▶ [ABOUT THIS TASK]
Print each entry below precisely as it reads.

▶ [EXERCISE DATA]
──────

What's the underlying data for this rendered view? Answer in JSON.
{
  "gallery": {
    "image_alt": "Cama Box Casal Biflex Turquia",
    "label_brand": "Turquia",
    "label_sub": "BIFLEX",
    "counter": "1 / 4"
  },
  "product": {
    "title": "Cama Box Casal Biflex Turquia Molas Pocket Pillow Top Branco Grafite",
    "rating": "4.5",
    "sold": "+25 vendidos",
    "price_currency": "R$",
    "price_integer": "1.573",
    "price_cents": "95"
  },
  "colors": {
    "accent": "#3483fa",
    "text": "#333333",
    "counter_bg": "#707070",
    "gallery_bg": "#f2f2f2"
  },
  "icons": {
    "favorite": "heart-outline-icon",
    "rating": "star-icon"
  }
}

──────

▶ [SOLVED EXERCISE]
What's the underlying data for this rendered view? Answer in JSON.
{
  "gallery": {
    "image_alt": "Cama Box Casal Biflex Turquia",
    "label_brand": "Turquia",
    "label_sub": "BIFLEX",
    "counter": "1 / 4"
  },
  "product": {
    "title": "Cama Box Casal Biflex Turquia Molas Pocket Pillow Top Branco Grafite",
    "rating": "4.5",
    "sold": "+25 vendidos",
    "price_currency": "R$",
    "price_integer": "1.573",
    "price_cents": "95"
  },
  "colors": {
    "accent": "#3483fa",
    "text": "#333333",
    "counter_bg": "#707070",
    "gallery_bg": "#f2f2f2"
  },
  "icons": {
    "favorite": "heart-outline-icon",
    "rating": "star-icon"
  }
}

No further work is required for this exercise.